:: Action item ::
Your task is to print every entry below exactly as given.

:: Material to process ::
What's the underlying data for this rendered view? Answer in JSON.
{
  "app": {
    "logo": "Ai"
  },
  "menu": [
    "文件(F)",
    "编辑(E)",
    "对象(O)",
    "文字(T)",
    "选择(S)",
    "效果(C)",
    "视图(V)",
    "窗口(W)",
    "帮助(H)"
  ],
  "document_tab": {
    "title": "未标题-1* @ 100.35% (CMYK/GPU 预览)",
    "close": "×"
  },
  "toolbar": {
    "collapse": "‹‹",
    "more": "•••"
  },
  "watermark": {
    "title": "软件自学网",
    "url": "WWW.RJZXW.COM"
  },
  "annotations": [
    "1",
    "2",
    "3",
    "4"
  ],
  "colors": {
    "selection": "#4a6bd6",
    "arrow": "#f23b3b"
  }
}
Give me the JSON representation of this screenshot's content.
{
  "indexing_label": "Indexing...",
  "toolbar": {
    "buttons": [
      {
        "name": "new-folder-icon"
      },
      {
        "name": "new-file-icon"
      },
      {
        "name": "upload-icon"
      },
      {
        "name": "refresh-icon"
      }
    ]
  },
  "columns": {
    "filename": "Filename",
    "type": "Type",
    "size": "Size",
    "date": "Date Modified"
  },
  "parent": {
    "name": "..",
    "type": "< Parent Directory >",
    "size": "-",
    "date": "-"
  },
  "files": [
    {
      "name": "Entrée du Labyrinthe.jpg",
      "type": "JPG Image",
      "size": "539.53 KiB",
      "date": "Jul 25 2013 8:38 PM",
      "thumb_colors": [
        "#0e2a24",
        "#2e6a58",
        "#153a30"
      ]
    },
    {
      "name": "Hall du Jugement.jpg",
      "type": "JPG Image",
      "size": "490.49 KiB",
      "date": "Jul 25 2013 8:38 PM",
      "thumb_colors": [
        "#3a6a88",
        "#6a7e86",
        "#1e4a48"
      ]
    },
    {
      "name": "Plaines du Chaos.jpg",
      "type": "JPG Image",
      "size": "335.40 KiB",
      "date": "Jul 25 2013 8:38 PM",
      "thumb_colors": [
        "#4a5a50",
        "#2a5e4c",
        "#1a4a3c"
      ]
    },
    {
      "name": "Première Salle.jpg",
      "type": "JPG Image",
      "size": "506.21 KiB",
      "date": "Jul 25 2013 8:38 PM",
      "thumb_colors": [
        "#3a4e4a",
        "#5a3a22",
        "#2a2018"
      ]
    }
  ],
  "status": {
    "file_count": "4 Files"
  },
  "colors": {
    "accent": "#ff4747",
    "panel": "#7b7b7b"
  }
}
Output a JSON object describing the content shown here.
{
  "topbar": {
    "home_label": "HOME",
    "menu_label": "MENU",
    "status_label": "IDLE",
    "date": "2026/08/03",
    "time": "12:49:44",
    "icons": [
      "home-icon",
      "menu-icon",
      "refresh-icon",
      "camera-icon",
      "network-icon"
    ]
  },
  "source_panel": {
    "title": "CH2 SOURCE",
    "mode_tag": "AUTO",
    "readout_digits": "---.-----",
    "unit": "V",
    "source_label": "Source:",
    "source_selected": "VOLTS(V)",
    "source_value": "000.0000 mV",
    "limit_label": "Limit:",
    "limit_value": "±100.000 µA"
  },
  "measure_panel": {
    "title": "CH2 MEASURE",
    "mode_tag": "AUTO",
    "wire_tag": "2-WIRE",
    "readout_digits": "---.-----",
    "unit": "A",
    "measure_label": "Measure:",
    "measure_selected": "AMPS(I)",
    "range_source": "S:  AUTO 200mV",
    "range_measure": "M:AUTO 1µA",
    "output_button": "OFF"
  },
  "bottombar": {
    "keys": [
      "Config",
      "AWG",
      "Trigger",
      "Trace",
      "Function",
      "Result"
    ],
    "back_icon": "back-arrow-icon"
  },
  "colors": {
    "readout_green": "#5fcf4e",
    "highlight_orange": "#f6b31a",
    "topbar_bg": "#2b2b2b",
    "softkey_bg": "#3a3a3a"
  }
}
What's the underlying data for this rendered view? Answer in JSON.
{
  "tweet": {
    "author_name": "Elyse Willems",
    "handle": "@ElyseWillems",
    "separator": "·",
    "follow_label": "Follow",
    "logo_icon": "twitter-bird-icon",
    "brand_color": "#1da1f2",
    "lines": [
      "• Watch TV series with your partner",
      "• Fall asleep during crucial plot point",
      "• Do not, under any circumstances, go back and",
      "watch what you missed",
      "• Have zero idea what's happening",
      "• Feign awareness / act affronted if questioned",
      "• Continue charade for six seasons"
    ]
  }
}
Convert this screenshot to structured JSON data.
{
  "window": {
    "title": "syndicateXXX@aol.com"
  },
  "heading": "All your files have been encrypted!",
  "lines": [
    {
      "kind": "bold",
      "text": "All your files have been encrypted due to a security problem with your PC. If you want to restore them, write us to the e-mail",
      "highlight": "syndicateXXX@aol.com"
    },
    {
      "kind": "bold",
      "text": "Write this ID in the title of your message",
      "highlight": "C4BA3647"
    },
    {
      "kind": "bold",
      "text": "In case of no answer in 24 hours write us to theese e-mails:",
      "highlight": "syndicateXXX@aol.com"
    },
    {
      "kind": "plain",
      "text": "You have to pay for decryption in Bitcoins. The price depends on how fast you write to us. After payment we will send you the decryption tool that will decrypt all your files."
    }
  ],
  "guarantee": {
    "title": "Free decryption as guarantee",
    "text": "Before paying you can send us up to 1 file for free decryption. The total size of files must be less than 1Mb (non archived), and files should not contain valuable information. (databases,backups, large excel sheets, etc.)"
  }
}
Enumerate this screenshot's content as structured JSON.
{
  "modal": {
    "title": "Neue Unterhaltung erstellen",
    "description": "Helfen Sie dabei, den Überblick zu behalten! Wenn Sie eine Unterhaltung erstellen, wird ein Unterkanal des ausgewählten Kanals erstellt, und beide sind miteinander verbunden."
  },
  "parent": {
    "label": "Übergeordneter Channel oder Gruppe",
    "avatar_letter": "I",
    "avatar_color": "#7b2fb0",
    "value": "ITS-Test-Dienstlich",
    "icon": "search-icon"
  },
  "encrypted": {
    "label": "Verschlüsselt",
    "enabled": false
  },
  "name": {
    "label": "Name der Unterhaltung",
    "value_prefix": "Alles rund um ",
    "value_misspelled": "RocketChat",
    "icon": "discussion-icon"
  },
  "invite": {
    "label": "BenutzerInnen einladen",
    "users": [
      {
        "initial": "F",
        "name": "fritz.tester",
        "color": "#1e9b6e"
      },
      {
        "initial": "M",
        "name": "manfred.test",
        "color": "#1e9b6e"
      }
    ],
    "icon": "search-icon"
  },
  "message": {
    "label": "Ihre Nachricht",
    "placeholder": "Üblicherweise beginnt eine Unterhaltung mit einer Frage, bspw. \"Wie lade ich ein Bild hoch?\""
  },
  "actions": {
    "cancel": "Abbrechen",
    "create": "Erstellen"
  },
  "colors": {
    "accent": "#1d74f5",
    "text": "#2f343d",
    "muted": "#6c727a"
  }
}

:: Your solution ::
What's the underlying data for this rendered view? Answer in JSON.
{
  "app": {
    "logo": "Ai"
  },
  "menu": [
    "文件(F)",
    "编辑(E)",
    "对象(O)",
    "文字(T)",
    "选择(S)",
    "效果(C)",
    "视图(V)",
    "窗口(W)",
    "帮助(H)"
  ],
  "document_tab": {
    "title": "未标题-1* @ 100.35% (CMYK/GPU 预览)",
    "close": "×"
  },
  "toolbar": {
    "collapse": "‹‹",
    "more": "•••"
  },
  "watermark": {
    "title": "软件自学网",
    "url": "WWW.RJZXW.COM"
  },
  "annotations": [
    "1",
    "2",
    "3",
    "4"
  ],
  "colors": {
    "selection": "#4a6bd6",
    "arrow": "#f23b3b"
  }
}
Give me the JSON representation of this screenshot's content.
{
  "indexing_label": "Indexing...",
  "toolbar": {
    "buttons": [
      {
        "name": "new-folder-icon"
      },
      {
        "name": "new-file-icon"
      },
      {
        "name": "upload-icon"
      },
      {
        "name": "refresh-icon"
      }
    ]
  },
  "columns": {
    "filename": "Filename",
    "type": "Type",
    "size": "Size",
    "date": "Date Modified"
  },
  "parent": {
    "name": "..",
    "type": "< Parent Directory >",
    "size": "-",
    "date": "-"
  },
  "files": [
    {
      "name": "Entrée du Labyrinthe.jpg",
      "type": "JPG Image",
      "size": "539.53 KiB",
      "date": "Jul 25 2013 8:38 PM",
      "thumb_colors": [
        "#0e2a24",
        "#2e6a58",
        "#153a30"
      ]
    },
    {
      "name": "Hall du Jugement.jpg",
      "type": "JPG Image",
      "size": "490.49 KiB",
      "date": "Jul 25 2013 8:38 PM",
      "thumb_colors": [
        "#3a6a88",
        "#6a7e86",
        "#1e4a48"
      ]
    },
    {
      "name": "Plaines du Chaos.jpg",
      "type": "JPG Image",
      "size": "335.40 KiB",
      "date": "Jul 25 2013 8:38 PM",
      "thumb_colors": [
        "#4a5a50",
        "#2a5e4c",
        "#1a4a3c"
      ]
    },
    {
      "name": "Première Salle.jpg",
      "type": "JPG Image",
      "size": "506.21 KiB",
      "date": "Jul 25 2013 8:38 PM",
      "thumb_colors": [
        "#3a4e4a",
        "#5a3a22",
        "#2a2018"
      ]
    }
  ],
  "status": {
    "file_count": "4 Files"
  },
  "colors": {
    "accent": "#ff4747",
    "panel": "#7b7b7b"
  }
}
Output a JSON object describing the content shown here.
{
  "topbar": {
    "home_label": "HOME",
    "menu_label": "MENU",
    "status_label": "IDLE",
    "date": "2026/08/03",
    "time": "12:49:44",
    "icons": [
      "home-icon",
      "menu-icon",
      "refresh-icon",
      "camera-icon",
      "network-icon"
    ]
  },
  "source_panel": {
    "title": "CH2 SOURCE",
    "mode_tag": "AUTO",
    "readout_digits": "---.-----",
    "unit": "V",
    "source_label": "Source:",
    "source_selected": "VOLTS(V)",
    "source_value": "000.0000 mV",
    "limit_label": "Limit:",
    "limit_value": "±100.000 µA"
  },
  "measure_panel": {
    "title": "CH2 MEASURE",
    "mode_tag": "AUTO",
    "wire_tag": "2-WIRE",
    "readout_digits": "---.-----",
    "unit": "A",
    "measure_label": "Measure:",
    "measure_selected": "AMPS(I)",
    "range_source": "S:  AUTO 200mV",
    "range_measure": "M:AUTO 1µA",
    "output_button": "OFF"
  },
  "bottombar": {
    "keys": [
      "Config",
      "AWG",
      "Trigger",
      "Trace",
      "Function",
      "Result"
    ],
    "back_icon": "back-arrow-icon"
  },
  "colors": {
    "readout_green": "#5fcf4e",
    "highlight_orange": "#f6b31a",
    "topbar_bg": "#2b2b2b",
    "softkey_bg": "#3a3a3a"
  }
}
What's the underlying data for this rendered view? Answer in JSON.
{
  "tweet": {
    "author_name": "Elyse Willems",
    "handle": "@ElyseWillems",
    "separator": "·",
    "follow_label": "Follow",
    "logo_icon": "twitter-bird-icon",
    "brand_color": "#1da1f2",
    "lines": [
      "• Watch TV series with your partner",
      "• Fall asleep during crucial plot point",
      "• Do not, under any circumstances, go back and",
      "watch what you missed",
      "• Have zero idea what's happening",
      "• Feign awareness / act affronted if questioned",
      "• Continue charade for six seasons"
    ]
  }
}
Convert this screenshot to structured JSON data.
{
  "window": {
    "title": "syndicateXXX@aol.com"
  },
  "heading": "All your files have been encrypted!",
  "lines": [
    {
      "kind": "bold",
      "text": "All your files have been encrypted due to a security problem with your PC. If you want to restore them, write us to the e-mail",
      "highlight": "syndicateXXX@aol.com"
    },
    {
      "kind": "bold",
      "text": "Write this ID in the title of your message",
      "highlight": "C4BA3647"
    },
    {
      "kind": "bold",
      "text": "In case of no answer in 24 hours write us to theese e-mails:",
      "highlight": "syndicateXXX@aol.com"
    },
    {
      "kind": "plain",
      "text": "You have to pay for decryption in Bitcoins. The price depends on how fast you write to us. After payment we will send you the decryption tool that will decrypt all your files."
    }
  ],
  "guarantee": {
    "title": "Free decryption as guarantee",
    "text": "Before paying you can send us up to 1 file for free decryption. The total size of files must be less than 1Mb (non archived), and files should not contain valuable information. (databases,backups, large excel sheets, etc.)"
  }
}
Enumerate this screenshot's content as structured JSON.
{
  "modal": {
    "title": "Neue Unterhaltung erstellen",
    "description": "Helfen Sie dabei, den Überblick zu behalten! Wenn Sie eine Unterhaltung erstellen, wird ein Unterkanal des ausgewählten Kanals erstellt, und beide sind miteinander verbunden."
  },
  "parent": {
    "label": "Übergeordneter Channel oder Gruppe",
    "avatar_letter": "I",
    "avatar_color": "#7b2fb0",
    "value": "ITS-Test-Dienstlich",
    "icon": "search-icon"
  },
  "encrypted": {
    "label": "Verschlüsselt",
    "enabled": false
  },
  "name": {
    "label": "Name der Unterhaltung",
    "value_prefix": "Alles rund um ",
    "value_misspelled": "RocketChat",
    "icon": "discussion-icon"
  },
  "invite": {
    "label": "BenutzerInnen einladen",
    "users": [
      {
        "initial": "F",
        "name": "fritz.tester",
        "color": "#1e9b6e"
      },
      {
        "initial": "M",
        "name": "manfred.test",
        "color": "#1e9b6e"
      }
    ],
    "icon": "search-icon"
  },
  "message": {
    "label": "Ihre Nachricht",
    "placeholder": "Üblicherweise beginnt eine Unterhaltung mit einer Frage, bspw. \"Wie lade ich ein Bild hoch?\""
  },
  "actions": {
    "cancel": "Abbrechen",
    "create": "Erstellen"
  },
  "colors": {
    "accent": "#1d74f5",
    "text": "#2f343d",
    "muted": "#6c727a"
  }
}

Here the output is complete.